Items from a data source:
============

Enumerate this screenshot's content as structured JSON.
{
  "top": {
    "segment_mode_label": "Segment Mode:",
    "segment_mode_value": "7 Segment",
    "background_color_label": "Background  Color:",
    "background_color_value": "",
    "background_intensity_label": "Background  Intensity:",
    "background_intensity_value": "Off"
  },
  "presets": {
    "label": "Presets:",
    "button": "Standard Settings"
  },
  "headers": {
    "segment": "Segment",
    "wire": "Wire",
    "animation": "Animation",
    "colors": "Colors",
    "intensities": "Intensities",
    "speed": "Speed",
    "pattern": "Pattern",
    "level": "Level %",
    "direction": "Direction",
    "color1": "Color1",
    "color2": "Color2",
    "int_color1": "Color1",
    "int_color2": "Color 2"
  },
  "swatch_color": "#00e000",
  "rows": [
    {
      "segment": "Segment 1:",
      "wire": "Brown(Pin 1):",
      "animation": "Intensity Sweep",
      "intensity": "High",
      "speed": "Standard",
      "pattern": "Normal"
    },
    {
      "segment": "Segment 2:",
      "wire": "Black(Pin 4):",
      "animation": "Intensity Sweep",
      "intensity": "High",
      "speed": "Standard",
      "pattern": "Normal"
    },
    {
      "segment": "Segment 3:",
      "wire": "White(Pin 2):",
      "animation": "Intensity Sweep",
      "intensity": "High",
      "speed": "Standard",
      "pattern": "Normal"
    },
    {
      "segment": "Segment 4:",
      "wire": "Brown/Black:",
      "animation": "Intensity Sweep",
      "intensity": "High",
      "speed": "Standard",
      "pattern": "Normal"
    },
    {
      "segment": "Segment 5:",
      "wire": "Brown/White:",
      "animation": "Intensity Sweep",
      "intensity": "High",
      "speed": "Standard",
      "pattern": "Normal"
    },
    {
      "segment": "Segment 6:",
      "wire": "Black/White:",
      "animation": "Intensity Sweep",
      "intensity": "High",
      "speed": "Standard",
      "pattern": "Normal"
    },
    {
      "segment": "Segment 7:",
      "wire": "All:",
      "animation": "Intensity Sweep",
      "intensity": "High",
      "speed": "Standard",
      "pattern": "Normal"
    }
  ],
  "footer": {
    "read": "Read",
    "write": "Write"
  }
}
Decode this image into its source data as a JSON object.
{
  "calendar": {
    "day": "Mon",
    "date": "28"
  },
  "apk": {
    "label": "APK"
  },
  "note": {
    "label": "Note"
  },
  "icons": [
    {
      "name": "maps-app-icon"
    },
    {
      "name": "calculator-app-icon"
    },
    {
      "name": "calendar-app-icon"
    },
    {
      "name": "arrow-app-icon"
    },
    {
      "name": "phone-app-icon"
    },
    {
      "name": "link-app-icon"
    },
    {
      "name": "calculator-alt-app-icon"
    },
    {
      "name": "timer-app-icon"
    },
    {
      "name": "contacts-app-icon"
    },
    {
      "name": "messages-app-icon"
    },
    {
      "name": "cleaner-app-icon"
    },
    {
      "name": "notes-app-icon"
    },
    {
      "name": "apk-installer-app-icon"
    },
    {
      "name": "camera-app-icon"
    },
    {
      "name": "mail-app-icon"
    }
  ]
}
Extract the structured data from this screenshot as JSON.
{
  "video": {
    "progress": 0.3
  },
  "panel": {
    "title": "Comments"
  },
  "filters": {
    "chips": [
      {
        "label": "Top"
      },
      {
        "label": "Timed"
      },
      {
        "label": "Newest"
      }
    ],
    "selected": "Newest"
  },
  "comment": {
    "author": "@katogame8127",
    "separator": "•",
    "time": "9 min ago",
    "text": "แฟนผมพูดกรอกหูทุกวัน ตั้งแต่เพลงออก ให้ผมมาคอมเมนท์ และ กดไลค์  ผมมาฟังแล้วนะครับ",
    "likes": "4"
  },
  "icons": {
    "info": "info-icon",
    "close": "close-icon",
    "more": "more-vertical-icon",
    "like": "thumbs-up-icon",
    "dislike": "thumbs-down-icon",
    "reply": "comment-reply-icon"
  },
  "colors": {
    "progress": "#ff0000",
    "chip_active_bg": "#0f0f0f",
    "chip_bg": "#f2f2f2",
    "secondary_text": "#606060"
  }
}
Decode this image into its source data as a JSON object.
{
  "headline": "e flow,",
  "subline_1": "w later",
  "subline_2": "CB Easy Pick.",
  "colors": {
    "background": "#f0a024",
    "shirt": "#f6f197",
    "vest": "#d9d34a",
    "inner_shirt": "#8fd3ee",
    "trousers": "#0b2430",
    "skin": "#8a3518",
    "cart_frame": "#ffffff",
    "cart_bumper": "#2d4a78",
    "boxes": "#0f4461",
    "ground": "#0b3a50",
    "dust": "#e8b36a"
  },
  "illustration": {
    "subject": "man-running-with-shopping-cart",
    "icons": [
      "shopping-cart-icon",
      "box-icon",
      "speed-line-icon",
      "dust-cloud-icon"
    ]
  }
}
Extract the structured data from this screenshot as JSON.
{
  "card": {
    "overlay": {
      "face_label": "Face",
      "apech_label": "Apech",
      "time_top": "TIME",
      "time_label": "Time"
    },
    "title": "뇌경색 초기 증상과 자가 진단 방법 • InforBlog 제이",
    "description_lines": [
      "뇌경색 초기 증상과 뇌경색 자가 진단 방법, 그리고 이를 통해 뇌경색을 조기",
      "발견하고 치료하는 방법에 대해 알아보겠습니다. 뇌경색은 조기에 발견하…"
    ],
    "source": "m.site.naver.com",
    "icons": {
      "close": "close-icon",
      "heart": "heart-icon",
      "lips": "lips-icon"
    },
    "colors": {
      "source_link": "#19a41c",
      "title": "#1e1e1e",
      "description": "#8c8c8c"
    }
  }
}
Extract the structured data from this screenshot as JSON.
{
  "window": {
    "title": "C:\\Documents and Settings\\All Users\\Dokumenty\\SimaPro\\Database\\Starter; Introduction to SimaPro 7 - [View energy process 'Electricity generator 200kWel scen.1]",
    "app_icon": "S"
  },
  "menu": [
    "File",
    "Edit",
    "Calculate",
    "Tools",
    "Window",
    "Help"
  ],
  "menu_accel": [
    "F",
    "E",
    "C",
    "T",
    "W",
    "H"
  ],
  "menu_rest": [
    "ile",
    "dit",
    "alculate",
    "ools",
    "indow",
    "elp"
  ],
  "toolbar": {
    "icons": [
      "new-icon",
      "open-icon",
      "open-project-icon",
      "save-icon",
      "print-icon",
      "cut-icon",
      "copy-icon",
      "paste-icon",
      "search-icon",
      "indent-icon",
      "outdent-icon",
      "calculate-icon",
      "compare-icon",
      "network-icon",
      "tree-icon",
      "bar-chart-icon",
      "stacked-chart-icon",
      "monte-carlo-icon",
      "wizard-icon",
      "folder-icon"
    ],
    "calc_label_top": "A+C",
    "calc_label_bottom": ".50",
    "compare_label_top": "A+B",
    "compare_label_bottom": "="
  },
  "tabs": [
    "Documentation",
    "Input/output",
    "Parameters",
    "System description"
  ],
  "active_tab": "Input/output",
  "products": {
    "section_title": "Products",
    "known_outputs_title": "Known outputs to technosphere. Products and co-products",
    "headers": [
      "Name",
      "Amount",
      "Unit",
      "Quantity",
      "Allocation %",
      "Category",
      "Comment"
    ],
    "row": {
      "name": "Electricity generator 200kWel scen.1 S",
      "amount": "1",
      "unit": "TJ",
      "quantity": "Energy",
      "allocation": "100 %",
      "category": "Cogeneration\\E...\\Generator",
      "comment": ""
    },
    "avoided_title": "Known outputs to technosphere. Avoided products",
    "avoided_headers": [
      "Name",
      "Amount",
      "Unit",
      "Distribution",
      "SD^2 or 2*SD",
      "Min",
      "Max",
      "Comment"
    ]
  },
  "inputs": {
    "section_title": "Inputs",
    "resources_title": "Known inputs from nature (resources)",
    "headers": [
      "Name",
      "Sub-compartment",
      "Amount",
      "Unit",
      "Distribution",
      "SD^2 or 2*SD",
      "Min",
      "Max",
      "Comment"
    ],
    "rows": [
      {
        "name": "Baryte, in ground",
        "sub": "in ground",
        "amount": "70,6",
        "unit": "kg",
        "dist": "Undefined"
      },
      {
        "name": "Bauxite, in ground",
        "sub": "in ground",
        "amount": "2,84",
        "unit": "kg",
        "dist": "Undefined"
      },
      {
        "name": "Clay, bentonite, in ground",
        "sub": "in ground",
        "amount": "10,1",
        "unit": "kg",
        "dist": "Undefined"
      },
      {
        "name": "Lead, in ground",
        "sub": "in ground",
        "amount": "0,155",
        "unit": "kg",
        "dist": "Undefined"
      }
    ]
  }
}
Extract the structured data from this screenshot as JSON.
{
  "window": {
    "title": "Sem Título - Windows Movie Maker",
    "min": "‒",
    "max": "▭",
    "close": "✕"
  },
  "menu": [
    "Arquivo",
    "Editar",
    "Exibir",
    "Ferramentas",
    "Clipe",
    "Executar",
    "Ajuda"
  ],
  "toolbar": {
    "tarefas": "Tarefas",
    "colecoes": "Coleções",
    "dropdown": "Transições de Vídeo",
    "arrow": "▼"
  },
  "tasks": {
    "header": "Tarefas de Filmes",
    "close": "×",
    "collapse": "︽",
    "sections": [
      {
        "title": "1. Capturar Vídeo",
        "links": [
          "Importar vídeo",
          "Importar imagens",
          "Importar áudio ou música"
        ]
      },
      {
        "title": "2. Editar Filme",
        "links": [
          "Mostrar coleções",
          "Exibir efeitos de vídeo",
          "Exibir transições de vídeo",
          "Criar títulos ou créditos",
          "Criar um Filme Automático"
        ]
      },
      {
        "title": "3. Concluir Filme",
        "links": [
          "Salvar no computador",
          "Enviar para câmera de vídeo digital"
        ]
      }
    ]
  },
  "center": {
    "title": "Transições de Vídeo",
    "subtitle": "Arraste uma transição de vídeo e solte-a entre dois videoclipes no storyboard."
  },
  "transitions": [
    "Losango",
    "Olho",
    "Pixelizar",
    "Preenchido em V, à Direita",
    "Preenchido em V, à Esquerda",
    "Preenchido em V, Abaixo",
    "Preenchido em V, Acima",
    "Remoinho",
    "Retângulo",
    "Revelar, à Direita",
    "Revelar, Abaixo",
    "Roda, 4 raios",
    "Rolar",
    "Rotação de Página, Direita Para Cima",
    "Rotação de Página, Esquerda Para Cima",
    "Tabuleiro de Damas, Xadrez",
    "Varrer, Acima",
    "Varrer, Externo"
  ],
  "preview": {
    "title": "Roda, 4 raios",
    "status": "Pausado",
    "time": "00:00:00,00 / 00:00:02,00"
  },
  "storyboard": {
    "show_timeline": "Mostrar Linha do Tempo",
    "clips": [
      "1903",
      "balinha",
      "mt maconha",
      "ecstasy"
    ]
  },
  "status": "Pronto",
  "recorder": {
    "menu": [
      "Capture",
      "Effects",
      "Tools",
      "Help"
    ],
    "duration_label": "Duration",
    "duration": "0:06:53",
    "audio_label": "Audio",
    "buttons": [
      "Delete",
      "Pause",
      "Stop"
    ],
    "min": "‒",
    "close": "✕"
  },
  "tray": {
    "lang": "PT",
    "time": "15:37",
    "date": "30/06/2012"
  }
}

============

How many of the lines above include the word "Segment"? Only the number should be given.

* Answer for the task:
10